According to the coordinator of the Expanded Vaccination Program (PAV), Felismina Neto, 60 percent of victims are attacked by stray dogs.
"The office handles more than 100 bites on a daily average and the most affected gender is always male and they arrive home and do not inform their parents", said Felismina Neto, speaking to Rádio Nacional de Angola.
The health official highlighted that, after two, three, months, the first signs of rabies appear "and absolutely nothing can be done, because the onset of the first symptom is enough, it is irreversible".
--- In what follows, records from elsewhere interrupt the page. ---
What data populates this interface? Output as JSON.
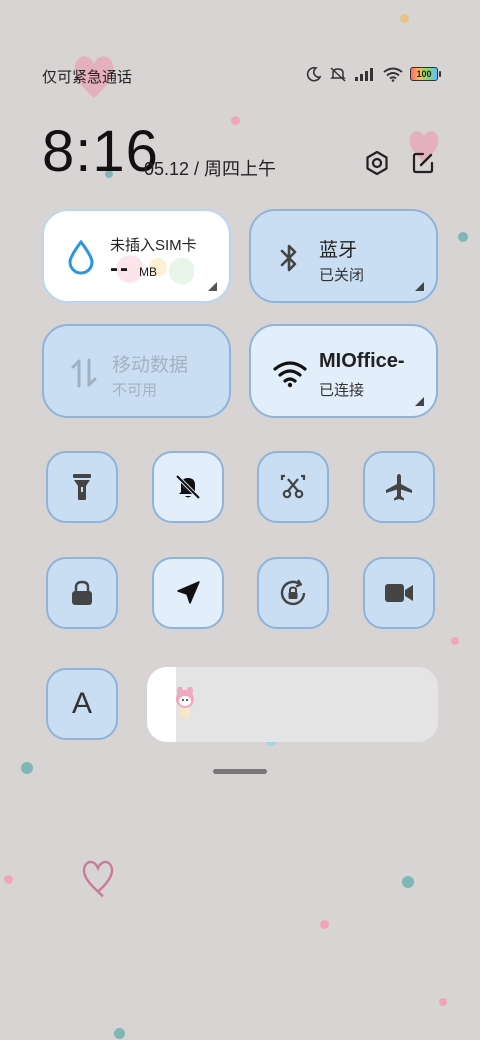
{
  "status_bar": {
    "carrier_text": "仅可紧急通话",
    "battery_text": "100"
  },
  "clock": {
    "time": "8:16",
    "date": "05.12 / 周四上午"
  },
  "tiles": {
    "sim": {
      "title": "未插入SIM卡",
      "value": "--",
      "unit": "MB"
    },
    "bluetooth": {
      "title": "蓝牙",
      "status": "已关闭"
    },
    "mobile_data": {
      "title": "移动数据",
      "status": "不可用"
    },
    "wifi": {
      "title": "MIOffice-",
      "status": "已连接"
    }
  },
  "quick_toggles": [
    {
      "name": "flashlight",
      "icon": "flashlight-icon",
      "state": "off"
    },
    {
      "name": "mute",
      "icon": "bell-off-icon",
      "state": "on"
    },
    {
      "name": "screenshot",
      "icon": "scissors-icon",
      "state": "off"
    },
    {
      "name": "airplane",
      "icon": "airplane-icon",
      "state": "off"
    },
    {
      "name": "lock",
      "icon": "lock-icon",
      "state": "off"
    },
    {
      "name": "location",
      "icon": "location-icon",
      "state": "on"
    },
    {
      "name": "rotation-lock",
      "icon": "rotation-lock-icon",
      "state": "off"
    },
    {
      "name": "screen-record",
      "icon": "video-camera-icon",
      "state": "off"
    }
  ],
  "font_button": {
    "label": "A"
  },
  "brightness": {
    "level": 0.1
  },
  "colors": {
    "background": "#d8d4d4",
    "tile_active": "#c9def3",
    "tile_light": "#e2eef9",
    "tile_border": "#8fb3d9",
    "icon": "#333333"
  }
}
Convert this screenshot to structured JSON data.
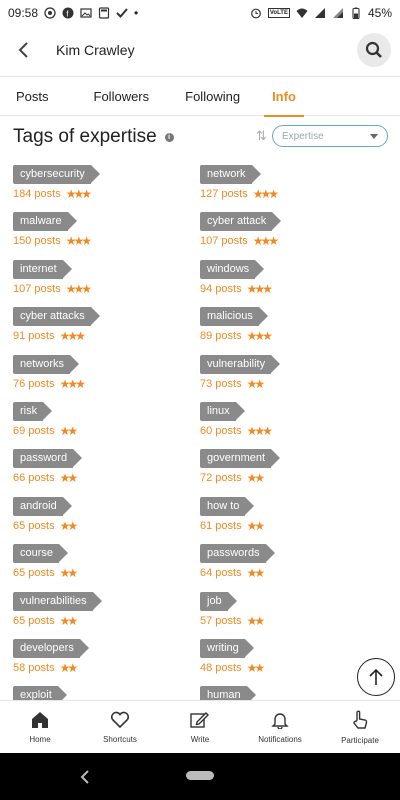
{
  "status_bar": {
    "time": "09:58",
    "dot": "•",
    "battery": "45%",
    "volte": "VoLTE"
  },
  "app_bar": {
    "title": "Kim Crawley"
  },
  "tabs": [
    {
      "label": "Posts"
    },
    {
      "label": "Followers"
    },
    {
      "label": "Following"
    },
    {
      "label": "Info",
      "active": true
    }
  ],
  "section": {
    "title": "Tags of expertise",
    "info": "i",
    "sort_glyph": "⇅",
    "select_value": "Expertise"
  },
  "tags_left": [
    {
      "name": "cybersecurity",
      "posts": "184 posts",
      "stars": "★★★"
    },
    {
      "name": "malware",
      "posts": "150 posts",
      "stars": "★★★"
    },
    {
      "name": "internet",
      "posts": "107 posts",
      "stars": "★★★"
    },
    {
      "name": "cyber attacks",
      "posts": "91 posts",
      "stars": "★★★"
    },
    {
      "name": "networks",
      "posts": "76 posts",
      "stars": "★★★"
    },
    {
      "name": "risk",
      "posts": "69 posts",
      "stars": "★★"
    },
    {
      "name": "password",
      "posts": "66 posts",
      "stars": "★★"
    },
    {
      "name": "android",
      "posts": "65 posts",
      "stars": "★★"
    },
    {
      "name": "course",
      "posts": "65 posts",
      "stars": "★★"
    },
    {
      "name": "vulnerabilities",
      "posts": "65 posts",
      "stars": "★★"
    },
    {
      "name": "developers",
      "posts": "58 posts",
      "stars": "★★"
    },
    {
      "name": "exploit",
      "posts": "",
      "stars": ""
    }
  ],
  "tags_right": [
    {
      "name": "network",
      "posts": "127 posts",
      "stars": "★★★"
    },
    {
      "name": "cyber attack",
      "posts": "107 posts",
      "stars": "★★★"
    },
    {
      "name": "windows",
      "posts": "94 posts",
      "stars": "★★★"
    },
    {
      "name": "malicious",
      "posts": "89 posts",
      "stars": "★★★"
    },
    {
      "name": "vulnerability",
      "posts": "73 posts",
      "stars": "★★"
    },
    {
      "name": "linux",
      "posts": "60 posts",
      "stars": "★★★"
    },
    {
      "name": "government",
      "posts": "72 posts",
      "stars": "★★"
    },
    {
      "name": "how to",
      "posts": "61 posts",
      "stars": "★★"
    },
    {
      "name": "passwords",
      "posts": "64 posts",
      "stars": "★★"
    },
    {
      "name": "job",
      "posts": "57 posts",
      "stars": "★★"
    },
    {
      "name": "writing",
      "posts": "48 posts",
      "stars": "★★"
    },
    {
      "name": "human",
      "posts": "",
      "stars": ""
    }
  ],
  "bottom_nav": [
    {
      "label": "Home",
      "icon": "home-icon"
    },
    {
      "label": "Shortcuts",
      "icon": "heart-icon"
    },
    {
      "label": "Write",
      "icon": "pencil-icon"
    },
    {
      "label": "Notifications",
      "icon": "bell-icon"
    },
    {
      "label": "Participate",
      "icon": "hand-pointer-icon"
    }
  ],
  "colors": {
    "accent": "#f08a24",
    "tag_bg": "#8a8a8a",
    "select_border": "#67a6d8"
  }
}
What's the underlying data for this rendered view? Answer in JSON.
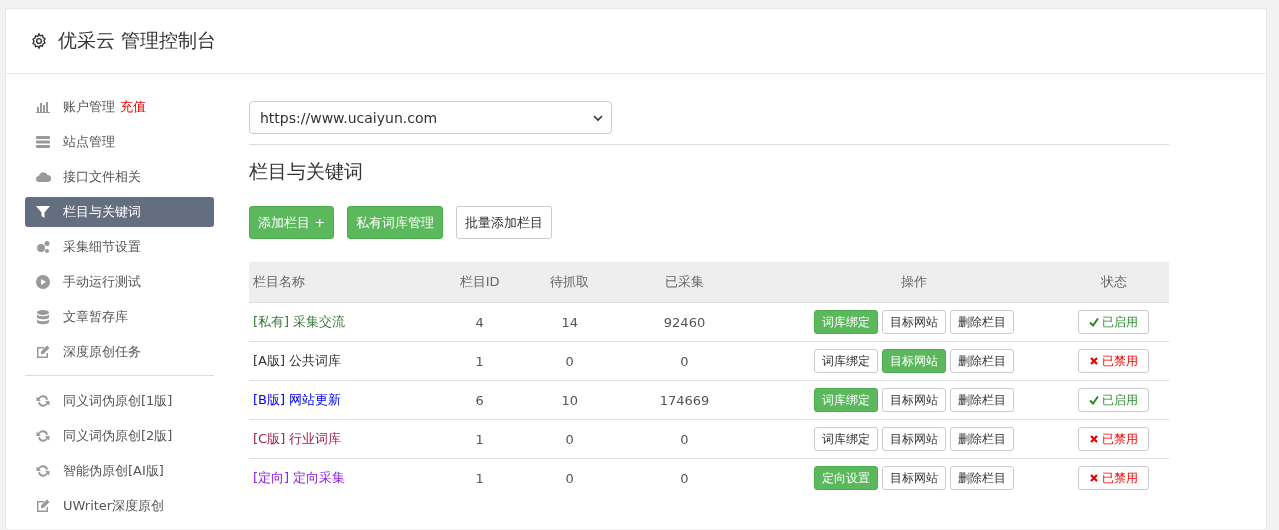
{
  "header": {
    "title": "优采云 管理控制台"
  },
  "sidebar": {
    "groups": [
      [
        {
          "label": "账户管理",
          "badge": "充值",
          "selected": false
        },
        {
          "label": "站点管理",
          "selected": false
        },
        {
          "label": "接口文件相关",
          "selected": false
        },
        {
          "label": "栏目与关键词",
          "selected": true
        },
        {
          "label": "采集细节设置",
          "selected": false
        },
        {
          "label": "手动运行测试",
          "selected": false
        },
        {
          "label": "文章暂存库",
          "selected": false
        },
        {
          "label": "深度原创任务",
          "selected": false
        }
      ],
      [
        {
          "label": "同义词伪原创[1版]",
          "selected": false
        },
        {
          "label": "同义词伪原创[2版]",
          "selected": false
        },
        {
          "label": "智能伪原创[AI版]",
          "selected": false
        },
        {
          "label": "UWriter深度原创",
          "selected": false
        }
      ]
    ]
  },
  "site_select": {
    "value": "https://www.ucaiyun.com"
  },
  "section_title": "栏目与关键词",
  "toolbar": [
    {
      "label": "添加栏目 +",
      "primary": true
    },
    {
      "label": "私有词库管理",
      "primary": true
    },
    {
      "label": "批量添加栏目",
      "primary": false
    }
  ],
  "table": {
    "columns": [
      "栏目名称",
      "栏目ID",
      "待抓取",
      "已采集",
      "操作",
      "状态"
    ],
    "rows": [
      {
        "tag": "[私有]",
        "name": "采集交流",
        "color": "#3c763d",
        "id": "4",
        "pending": "14",
        "collected": "92460",
        "actions": [
          {
            "label": "词库绑定",
            "primary": true
          },
          {
            "label": "目标网站",
            "primary": false
          },
          {
            "label": "删除栏目",
            "primary": false
          }
        ],
        "status": {
          "label": "已启用",
          "enabled": true
        }
      },
      {
        "tag": "[A版]",
        "name": "公共词库",
        "color": "#333333",
        "id": "1",
        "pending": "0",
        "collected": "0",
        "actions": [
          {
            "label": "词库绑定",
            "primary": false
          },
          {
            "label": "目标网站",
            "primary": true
          },
          {
            "label": "删除栏目",
            "primary": false
          }
        ],
        "status": {
          "label": "已禁用",
          "enabled": false
        }
      },
      {
        "tag": "[B版]",
        "name": "网站更新",
        "color": "#0000ee",
        "id": "6",
        "pending": "10",
        "collected": "174669",
        "actions": [
          {
            "label": "词库绑定",
            "primary": true
          },
          {
            "label": "目标网站",
            "primary": false
          },
          {
            "label": "删除栏目",
            "primary": false
          }
        ],
        "status": {
          "label": "已启用",
          "enabled": true
        }
      },
      {
        "tag": "[C版]",
        "name": "行业词库",
        "color": "#a3204a",
        "id": "1",
        "pending": "0",
        "collected": "0",
        "actions": [
          {
            "label": "词库绑定",
            "primary": false
          },
          {
            "label": "目标网站",
            "primary": false
          },
          {
            "label": "删除栏目",
            "primary": false
          }
        ],
        "status": {
          "label": "已禁用",
          "enabled": false
        }
      },
      {
        "tag": "[定向]",
        "name": "定向采集",
        "color": "#8a1ee6",
        "id": "1",
        "pending": "0",
        "collected": "0",
        "actions": [
          {
            "label": "定向设置",
            "primary": true
          },
          {
            "label": "目标网站",
            "primary": false
          },
          {
            "label": "删除栏目",
            "primary": false
          }
        ],
        "status": {
          "label": "已禁用",
          "enabled": false
        }
      }
    ]
  }
}
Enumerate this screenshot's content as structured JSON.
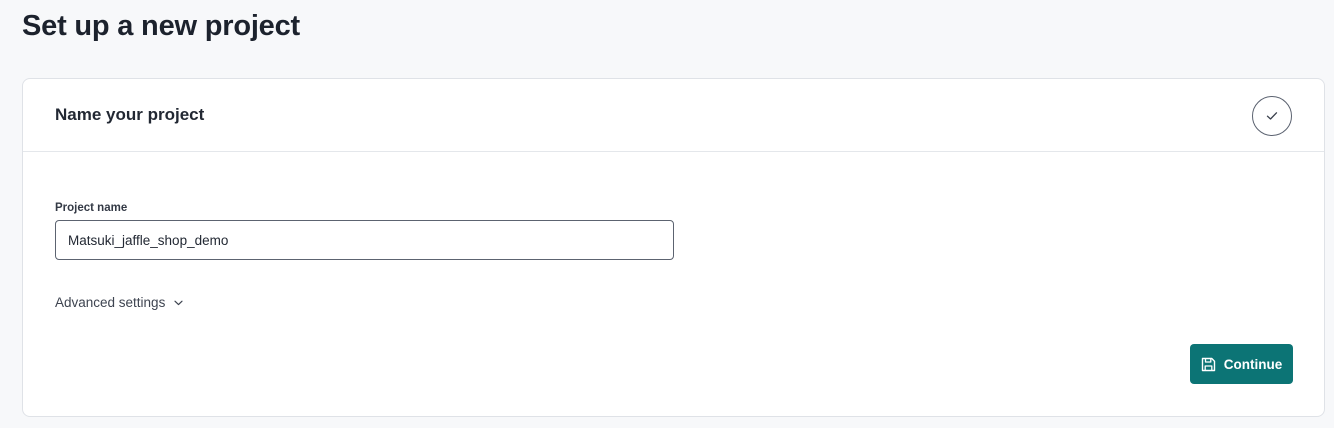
{
  "page": {
    "title": "Set up a new project"
  },
  "step": {
    "title": "Name your project",
    "status_icon": "check-icon"
  },
  "form": {
    "project_name_label": "Project name",
    "project_name_value": "Matsuki_jaffle_shop_demo",
    "advanced_settings_label": "Advanced settings",
    "advanced_settings_icon": "chevron-down-icon"
  },
  "actions": {
    "continue_label": "Continue",
    "continue_icon": "save-icon"
  },
  "colors": {
    "accent": "#0c7475",
    "background": "#f7f8fa",
    "card": "#ffffff",
    "text": "#1c222d"
  }
}
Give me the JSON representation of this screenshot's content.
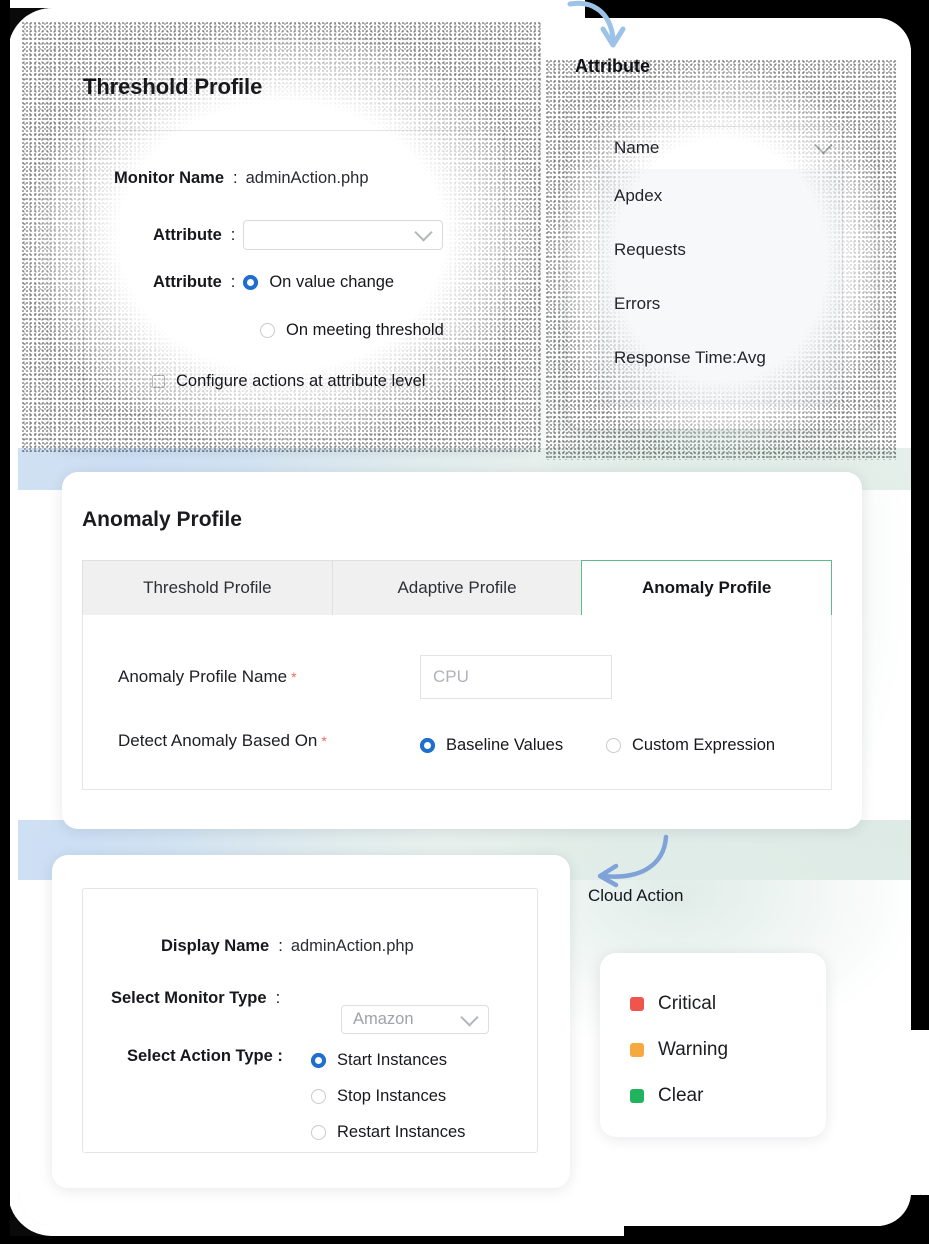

Felismina Neto appealed to people who breed large dogs not to walk the streets without a muzzle, stressing that the animals need to be vaccinated.
"If a pet has five consecutive vaccines, it stops transmission from the animal to humans in the event of a bite", said the PAV coordinator, guaranteeing that Luanda "has human anti-rabies vaccines".
However, vaccines will only be administered to people who are bitten by an unknown animal or if the known animal has died within the monitoring period, which is ten days, or even if the animal has been slaughtered after the attack.